Please return all lines of the data below containing the string "this".

=== PROVIDED RECORDS ===
::::

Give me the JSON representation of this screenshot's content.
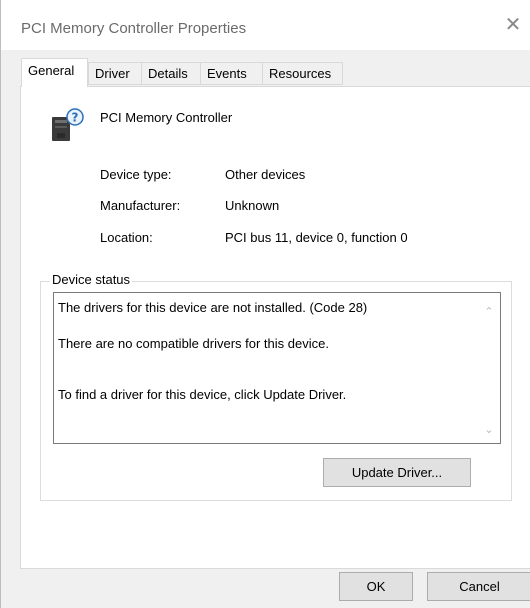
{
  "window": {
    "title": "PCI Memory Controller Properties",
    "close_glyph": "✕"
  },
  "tabs": [
    {
      "label": "General",
      "active": true
    },
    {
      "label": "Driver",
      "active": false
    },
    {
      "label": "Details",
      "active": false
    },
    {
      "label": "Events",
      "active": false
    },
    {
      "label": "Resources",
      "active": false
    }
  ],
  "general": {
    "device_icon": "unknown-device-icon",
    "device_name": "PCI Memory Controller",
    "properties": [
      {
        "label": "Device type:",
        "value": "Other devices"
      },
      {
        "label": "Manufacturer:",
        "value": "Unknown"
      },
      {
        "label": "Location:",
        "value": "PCI bus 11, device 0, function 0"
      }
    ],
    "device_status": {
      "legend": "Device status",
      "lines": [
        "The drivers for this device are not installed. (Code 28)",
        "There are no compatible drivers for this device.",
        "To find a driver for this device, click Update Driver."
      ]
    },
    "update_driver_label": "Update Driver..."
  },
  "footer": {
    "ok_label": "OK",
    "cancel_label": "Cancel"
  },
  "colors": {
    "accent": "#0078d7",
    "window_bg": "#f0f0f0",
    "panel_bg": "#ffffff"
  }
}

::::

=== RESULT ===
Give me the JSON representation of this screenshot's content.
        "The drivers for this device are not installed. (Code 28)",
        "There are no compatible drivers for this device.",
        "To find a driver for this device, click Update Driver."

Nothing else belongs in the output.